But I think the hardest case and where you didn't experience any visible trauma or any obvious trauma like that, and you think that everything was okay with you, and then we go start going through the therapy and you discovering that there were some events, you know, which looks not that traumatic from the first side, but they appear to be the cause of all your problems.


Absolutely. Yeah. And you'll start to see all your coping mechanisms, basically. And that and they turn out to be unhealthy coping mechanisms. So, but they worked, they worked.


So, it was your speciality from the beginning?


Trauma was always my first job. When I finished my counselling degree in 2009. was, well actually I started working in drug and alcohol is a drug and alcohol counsellor, or your ID counsellor, alcohol and other drug violence. Yeah, and I loved it. And I My first job was in a drug and alcohol rehab facility, and a residential with women. And so I became absolutely yeah, it was like, That's my 15 year journey right there is like I went right I want to work in trauma, and specialise in trauma. And because I just saw the effects.


So everyone knows that with age we change but what positive changes have you experience so far?

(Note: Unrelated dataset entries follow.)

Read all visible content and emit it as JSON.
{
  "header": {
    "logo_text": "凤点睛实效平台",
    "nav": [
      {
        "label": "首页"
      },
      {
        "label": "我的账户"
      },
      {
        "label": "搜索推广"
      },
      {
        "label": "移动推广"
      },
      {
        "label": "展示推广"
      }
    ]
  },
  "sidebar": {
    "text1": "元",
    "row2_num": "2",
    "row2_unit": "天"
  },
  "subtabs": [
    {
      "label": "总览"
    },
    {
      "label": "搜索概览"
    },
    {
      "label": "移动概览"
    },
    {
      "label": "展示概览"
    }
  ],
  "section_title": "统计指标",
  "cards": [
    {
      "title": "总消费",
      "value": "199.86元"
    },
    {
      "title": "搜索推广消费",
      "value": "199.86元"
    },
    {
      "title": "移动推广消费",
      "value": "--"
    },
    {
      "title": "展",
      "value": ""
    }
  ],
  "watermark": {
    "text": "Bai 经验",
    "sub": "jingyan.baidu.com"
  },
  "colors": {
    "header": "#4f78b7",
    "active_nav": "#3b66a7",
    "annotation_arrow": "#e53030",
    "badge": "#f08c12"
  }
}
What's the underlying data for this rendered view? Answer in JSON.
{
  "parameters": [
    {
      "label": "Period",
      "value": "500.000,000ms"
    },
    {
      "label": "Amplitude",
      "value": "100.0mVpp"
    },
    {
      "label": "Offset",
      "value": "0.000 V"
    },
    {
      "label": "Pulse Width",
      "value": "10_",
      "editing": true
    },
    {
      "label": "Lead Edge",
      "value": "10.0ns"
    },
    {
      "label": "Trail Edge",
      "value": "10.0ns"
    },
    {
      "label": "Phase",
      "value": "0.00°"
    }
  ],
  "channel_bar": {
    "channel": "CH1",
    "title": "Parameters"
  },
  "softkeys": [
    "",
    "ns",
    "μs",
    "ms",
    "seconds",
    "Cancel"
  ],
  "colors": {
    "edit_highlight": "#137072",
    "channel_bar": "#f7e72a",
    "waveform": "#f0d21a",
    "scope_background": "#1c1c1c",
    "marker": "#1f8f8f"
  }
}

So far? I feel so much more. I just feel so deeply happy and myself like and I don't know if it's because of the work I've done on myself or whether it's probably both. So I feel much more. I feel really comfortable in myself and was talking to my friend yesterday and she was having some challenges and, and she said she was going through a period and she's feeling like unstable or just really like in a real transition phase. And my other friend was saying, Yeah, me too. It must be everyone. I said, No, I feel like a rock right now. I've never felt like so much like a rock ever in my life. And yeah, and I get so it's like, I feel all these changes I've made like ending my marriage. getting's finally, in my private practice, which was like these, there were like, 15-20 year projects. Yeah, I feel like I'm finally through the heart real hard, hard, like hard, hard. A lot of facing challenging things. And real sadness. And yeah, I mean, I've had depression and everything like that in my past life. So feel like yeah, I've put the hard yards in. And now I can finally say, I'm actually happy.


And what is the biggest challenge at the moment?


Oh, at the moment, believe it or not, I broke my tooth. And now gotta go and have an implant. And I think that happens when you get